** Opening DATA FOR THE TASK block **

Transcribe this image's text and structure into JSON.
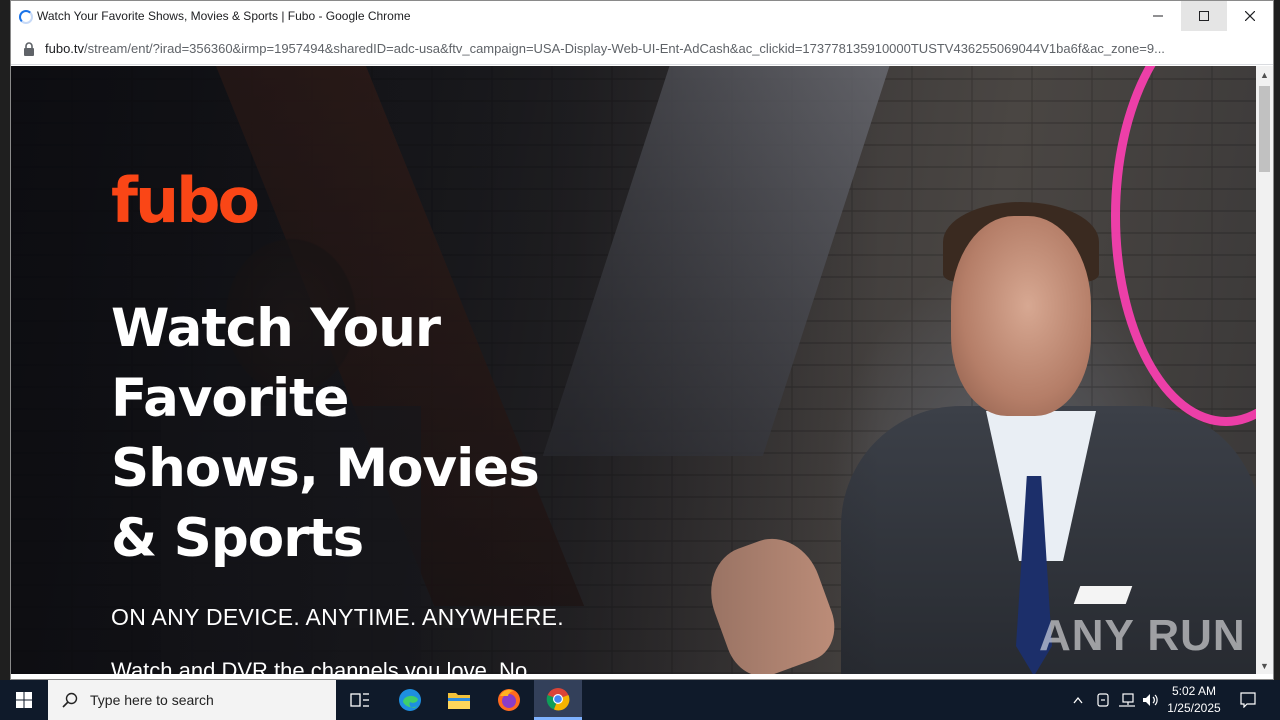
{
  "window": {
    "title": "Watch Your Favorite Shows, Movies & Sports | Fubo - Google Chrome",
    "url_host": "fubo.tv",
    "url_path": "/stream/ent/?irad=356360&irmp=1957494&sharedID=adc-usa&ftv_campaign=USA-Display-Web-UI-Ent-AdCash&ac_clickid=173778135910000TUSTV436255069044V1ba6f&ac_zone=9..."
  },
  "page": {
    "logo": "fubo",
    "headline": [
      "Watch Your",
      "Favorite",
      "Shows, Movies",
      "& Sports"
    ],
    "tagline": "ON ANY DEVICE. ANYTIME. ANYWHERE.",
    "subtext": "Watch and DVR the channels you love. No",
    "watermark": "ANY RUN",
    "accent_color": "#fa4616"
  },
  "taskbar": {
    "search_placeholder": "Type here to search",
    "time": "5:02 AM",
    "date": "1/25/2025",
    "apps": [
      "task-view",
      "edge",
      "file-explorer",
      "firefox",
      "chrome"
    ]
  }
}
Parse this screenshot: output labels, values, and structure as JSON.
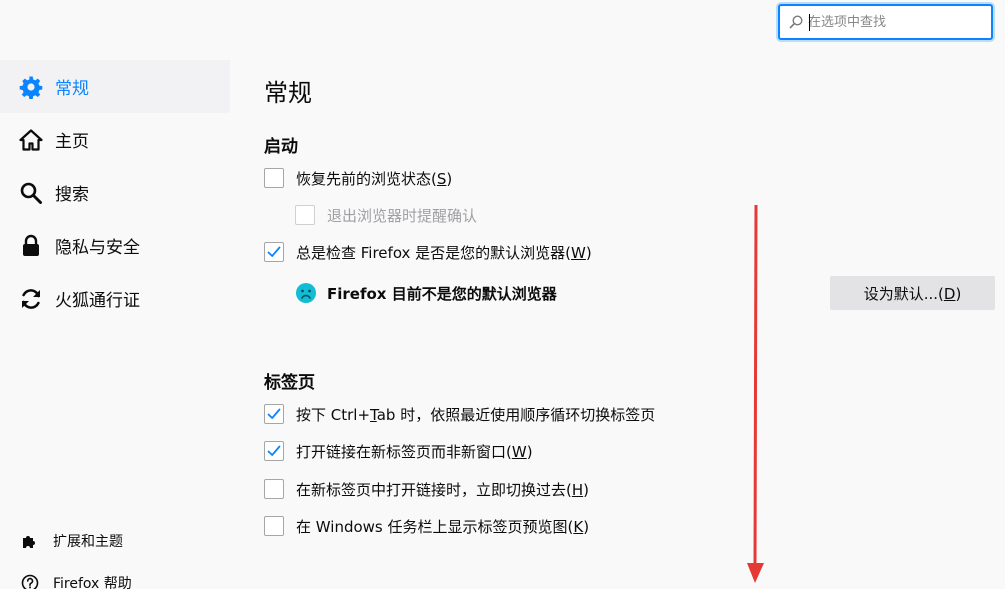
{
  "search": {
    "placeholder": "在选项中查找",
    "value": ""
  },
  "sidebar": {
    "items": [
      {
        "label": "常规",
        "icon": "gear-icon",
        "selected": true
      },
      {
        "label": "主页",
        "icon": "home-icon",
        "selected": false
      },
      {
        "label": "搜索",
        "icon": "search-icon",
        "selected": false
      },
      {
        "label": "隐私与安全",
        "icon": "lock-icon",
        "selected": false
      },
      {
        "label": "火狐通行证",
        "icon": "sync-icon",
        "selected": false
      }
    ],
    "footer": [
      {
        "label": "扩展和主题",
        "icon": "puzzle-icon"
      },
      {
        "label": "Firefox 帮助",
        "icon": "help-icon"
      }
    ]
  },
  "main": {
    "title": "常规",
    "startup": {
      "title": "启动",
      "restore_session": {
        "text": "恢复先前的浏览状态(",
        "accel": "S",
        "end": ")",
        "checked": false
      },
      "warn_on_quit": {
        "text": "退出浏览器时提醒确认",
        "checked": false,
        "disabled": true
      },
      "check_default": {
        "text": "总是检查 Firefox 是否是您的默认浏览器(",
        "accel": "W",
        "end": ")",
        "checked": true
      },
      "default_status": "Firefox 目前不是您的默认浏览器",
      "default_button": {
        "text": "设为默认...(",
        "accel": "D",
        "end": ")"
      }
    },
    "tabs": {
      "title": "标签页",
      "ctrl_tab": {
        "pre": "按下 Ctrl+",
        "accel": "T",
        "post": "ab 时，依照最近使用顺序循环切换标签页",
        "checked": true
      },
      "open_in_tab": {
        "text": "打开链接在新标签页而非新窗口(",
        "accel": "W",
        "end": ")",
        "checked": true
      },
      "switch_to_tab": {
        "text": "在新标签页中打开链接时，立即切换过去(",
        "accel": "H",
        "end": ")",
        "checked": false
      },
      "taskbar_preview": {
        "text": "在 Windows 任务栏上显示标签页预览图(",
        "accel": "K",
        "end": ")",
        "checked": false
      }
    }
  },
  "colors": {
    "accent": "#0a84ff",
    "background": "#f9f9fa",
    "annotation_arrow": "#e53935"
  }
}
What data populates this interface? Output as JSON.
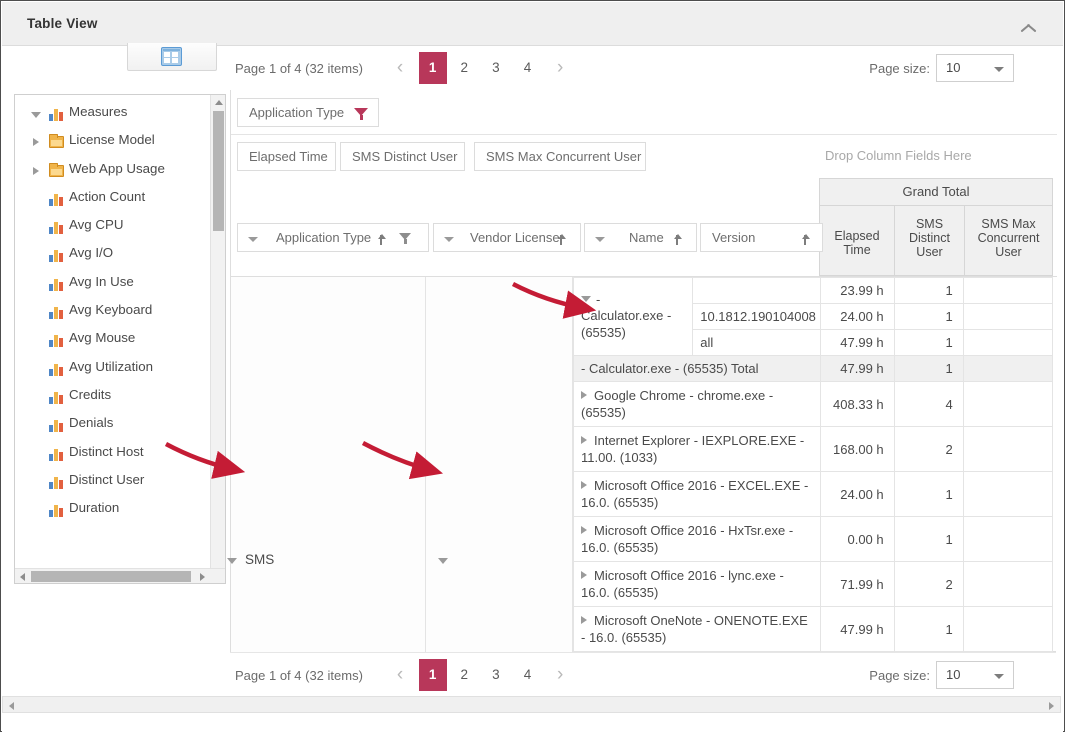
{
  "window": {
    "title": "Table View",
    "collapse_icon": "chevron-up-icon"
  },
  "toolbar": {
    "grid_icon": "grid-view-icon"
  },
  "pager": {
    "status": "Page 1 of 4 (32 items)",
    "prev_icon": "‹",
    "next_icon": "›",
    "pages": [
      "1",
      "2",
      "3",
      "4"
    ],
    "selected_page": "1",
    "page_size_label": "Page size:",
    "page_size_value": "10",
    "accent_color": "#b8375a"
  },
  "tree": {
    "items": [
      {
        "label": "Measures",
        "icon": "measure-icon",
        "twisty": "open",
        "indent": 0
      },
      {
        "label": "License Model",
        "icon": "folder-icon",
        "twisty": "closed",
        "indent": 0
      },
      {
        "label": "Web App Usage",
        "icon": "folder-icon",
        "twisty": "closed",
        "indent": 0
      },
      {
        "label": "Action Count",
        "icon": "measure-icon",
        "twisty": "none",
        "indent": 0
      },
      {
        "label": "Avg CPU",
        "icon": "measure-icon",
        "twisty": "none",
        "indent": 0
      },
      {
        "label": "Avg I/O",
        "icon": "measure-icon",
        "twisty": "none",
        "indent": 0
      },
      {
        "label": "Avg In Use",
        "icon": "measure-icon",
        "twisty": "none",
        "indent": 0
      },
      {
        "label": "Avg Keyboard",
        "icon": "measure-icon",
        "twisty": "none",
        "indent": 0
      },
      {
        "label": "Avg Mouse",
        "icon": "measure-icon",
        "twisty": "none",
        "indent": 0
      },
      {
        "label": "Avg Utilization",
        "icon": "measure-icon",
        "twisty": "none",
        "indent": 0
      },
      {
        "label": "Credits",
        "icon": "measure-icon",
        "twisty": "none",
        "indent": 0
      },
      {
        "label": "Denials",
        "icon": "measure-icon",
        "twisty": "none",
        "indent": 0
      },
      {
        "label": "Distinct Host",
        "icon": "measure-icon",
        "twisty": "none",
        "indent": 0
      },
      {
        "label": "Distinct User",
        "icon": "measure-icon",
        "twisty": "none",
        "indent": 0
      },
      {
        "label": "Duration",
        "icon": "measure-icon",
        "twisty": "none",
        "indent": 0
      }
    ]
  },
  "pivot": {
    "filter_chip": {
      "label": "Application Type",
      "icon": "filter-funnel-icon"
    },
    "value_chips": [
      {
        "label": "Elapsed Time"
      },
      {
        "label": "SMS Distinct User"
      },
      {
        "label": "SMS Max Concurrent User"
      }
    ],
    "drop_column_hint": "Drop Column Fields Here",
    "column_group": {
      "title": "Grand Total",
      "measures": [
        "Elapsed Time",
        "SMS Distinct User",
        "SMS Max Concurrent User"
      ]
    },
    "row_fields": [
      {
        "label": "Application Type",
        "sorted": true,
        "filtered": true
      },
      {
        "label": "Vendor License",
        "sorted": true,
        "filtered": false
      },
      {
        "label": "Name",
        "sorted": true,
        "filtered": false
      },
      {
        "label": "Version",
        "sorted": true,
        "filtered": false
      }
    ],
    "row_group_level1": "SMS"
  },
  "chart_data": {
    "type": "table",
    "title": "Grand Total",
    "columns": [
      "Name",
      "Version",
      "Elapsed Time",
      "SMS Distinct User",
      "SMS Max Concurrent User"
    ],
    "rows": [
      {
        "name": "",
        "version": "",
        "elapsed": "23.99 h",
        "distinct": "1",
        "maxconc": "",
        "kind": "detail",
        "expanded": null
      },
      {
        "name": "- Calculator.exe - (65535)",
        "version": "10.1812.190104008",
        "elapsed": "24.00 h",
        "distinct": "1",
        "maxconc": "",
        "kind": "detail",
        "expanded": true
      },
      {
        "name": "",
        "version": "all",
        "elapsed": "47.99 h",
        "distinct": "1",
        "maxconc": "",
        "kind": "detail",
        "expanded": null
      },
      {
        "name": "- Calculator.exe - (65535) Total",
        "version": "",
        "elapsed": "47.99 h",
        "distinct": "1",
        "maxconc": "",
        "kind": "total",
        "expanded": null
      },
      {
        "name": "Google Chrome - chrome.exe - (65535)",
        "version": "",
        "elapsed": "408.33 h",
        "distinct": "4",
        "maxconc": "",
        "kind": "group",
        "expanded": false
      },
      {
        "name": "Internet Explorer - IEXPLORE.EXE - 11.00. (1033)",
        "version": "",
        "elapsed": "168.00 h",
        "distinct": "2",
        "maxconc": "",
        "kind": "group",
        "expanded": false
      },
      {
        "name": "Microsoft Office 2016 - EXCEL.EXE - 16.0. (65535)",
        "version": "",
        "elapsed": "24.00 h",
        "distinct": "1",
        "maxconc": "",
        "kind": "group",
        "expanded": false
      },
      {
        "name": "Microsoft Office 2016 - HxTsr.exe - 16.0. (65535)",
        "version": "",
        "elapsed": "0.00 h",
        "distinct": "1",
        "maxconc": "",
        "kind": "group",
        "expanded": false
      },
      {
        "name": "Microsoft Office 2016 - lync.exe - 16.0. (65535)",
        "version": "",
        "elapsed": "71.99 h",
        "distinct": "2",
        "maxconc": "",
        "kind": "group",
        "expanded": false
      },
      {
        "name": "Microsoft OneNote - ONENOTE.EXE - 16.0. (65535)",
        "version": "",
        "elapsed": "47.99 h",
        "distinct": "1",
        "maxconc": "",
        "kind": "group",
        "expanded": false
      }
    ]
  }
}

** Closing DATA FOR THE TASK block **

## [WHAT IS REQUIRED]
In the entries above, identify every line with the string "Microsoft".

## [TASK RESPONSE]
        "name": "Microsoft Office 2016 - EXCEL.EXE - 16.0. (65535)",
        "name": "Microsoft Office 2016 - HxTsr.exe - 16.0. (65535)",
        "name": "Microsoft Office 2016 - lync.exe - 16.0. (65535)",
        "name": "Microsoft OneNote - ONENOTE.EXE - 16.0. (65535)",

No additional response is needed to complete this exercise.